Start of The data

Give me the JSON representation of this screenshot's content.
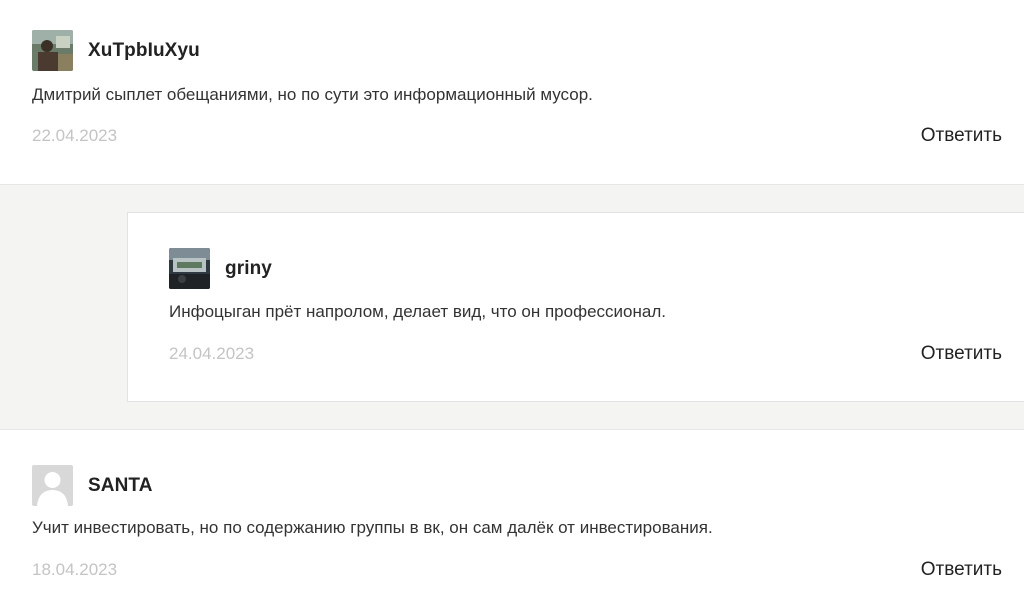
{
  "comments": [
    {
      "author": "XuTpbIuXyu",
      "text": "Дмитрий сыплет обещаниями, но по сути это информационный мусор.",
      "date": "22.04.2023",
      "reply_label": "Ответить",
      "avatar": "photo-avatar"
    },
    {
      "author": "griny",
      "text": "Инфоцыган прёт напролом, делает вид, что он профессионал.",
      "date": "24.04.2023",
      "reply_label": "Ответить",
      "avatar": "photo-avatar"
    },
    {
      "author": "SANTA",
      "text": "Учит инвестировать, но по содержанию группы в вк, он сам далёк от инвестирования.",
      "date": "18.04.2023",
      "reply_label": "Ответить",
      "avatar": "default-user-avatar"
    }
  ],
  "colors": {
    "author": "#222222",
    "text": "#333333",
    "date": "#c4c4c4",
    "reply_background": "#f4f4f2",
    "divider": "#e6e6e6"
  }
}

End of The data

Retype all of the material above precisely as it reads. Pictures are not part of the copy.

*Expected answer*
Give me the JSON representation of this screenshot's content.
{
  "comments": [
    {
      "author": "XuTpbIuXyu",
      "text": "Дмитрий сыплет обещаниями, но по сути это информационный мусор.",
      "date": "22.04.2023",
      "reply_label": "Ответить",
      "avatar": "photo-avatar"
    },
    {
      "author": "griny",
      "text": "Инфоцыган прёт напролом, делает вид, что он профессионал.",
      "date": "24.04.2023",
      "reply_label": "Ответить",
      "avatar": "photo-avatar"
    },
    {
      "author": "SANTA",
      "text": "Учит инвестировать, но по содержанию группы в вк, он сам далёк от инвестирования.",
      "date": "18.04.2023",
      "reply_label": "Ответить",
      "avatar": "default-user-avatar"
    }
  ],
  "colors": {
    "author": "#222222",
    "text": "#333333",
    "date": "#c4c4c4",
    "reply_background": "#f4f4f2",
    "divider": "#e6e6e6"
  }
}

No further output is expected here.